The Serbian American inventor , and original “mad scientist”, Nikola Tesla sitting in his laboratory in Colorado Springs in December 1899. This image is in fact a piece of trick photography created by a double exposure. The electrical bolts were photographed in a darkened room, then the photographic plate was exposed a second time with the equipment off and Tesla sitting in the chair.
Tesla is just one of many whose works will enter the public domain next year in countries with a ‘life plus 70 year” copyright term.
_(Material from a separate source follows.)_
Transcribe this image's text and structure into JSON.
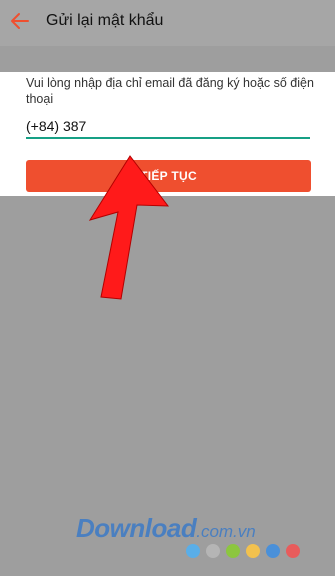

Check out our top pick of the bunch, including Sergei Rachmaninoff and Beatrix Potter, here: http://bit.ly/19eSiYw
"Class of 2014" - The Public Domain Review’s top pick of people whose works will, on 1st January 2014, be entering the public domain in those countries with a ‘life plus 70 years’ copyright term (e.g. most European Union members, Brazil, Israel, Nigeria, Russia, Turkey, etc.) - including Beatrix Potter, Fats Waller, Sergei Rachmaninoff, and Nikola Tesla. See more here: http://bit.ly/19eSiYw
Wondering what will enter the public domain in the U.S. next year? … Nothing.
Ladies Toboggan Race (circa 1900), from the Tyrrell Photographic Collection, Powerhouse Museum. A particularly mean looking competitor to the right.
(Source: Flickr / powerhouse_museum)
A very messy Beethoven manuscript.
(From our latest Curator’s Choice by Sandra Tuppen of the British LIbrary on their digitised music manuscripts. See more here: http://bit.ly/1au9TYv )
A leopard, most likely photographed in a zoo and then “photoshopped” into a jungle setting. Circa 1880s, from The Getty’s Open Content Program.
Image depicting two monsters each ridden by a monkey, one of whom appears to be caught in mid fart - one of the stranger works by 16/17th century Dutch artist Arent van Bolten.
You can now buy this as a print in our online shop! Visit: http://bit.ly/InqmqA
3 of the many fantastical creatures to be found in the 1665 edition of Fortunio Liceti’s De Monstris. See more of the remarkable illustrations from the book HERE.
Czech scientist Jan Evangelista Purknye's (1787-1869) drawings of the shapes made from pushing on his closed eye. He was a proponent of self-experimentation who tested over fifty dangerous drugs on himself, and took to his eye pushing research with abandon: “When I close my eyes, they begin to shine, just like the dots and lines,” he wrote. “It all ends with a dark rhombus with blunt corners, surrounded by a dull shine resembling a phosphorescent light. A total darkness follows.”
An Emily Dickinson poem likening hope to a house, scribbled down on an envelope in the shape of a house. See more of the wonderful collection of Dickinson manuscripts, and read Mike Kelly’s essay on the collection, HERE.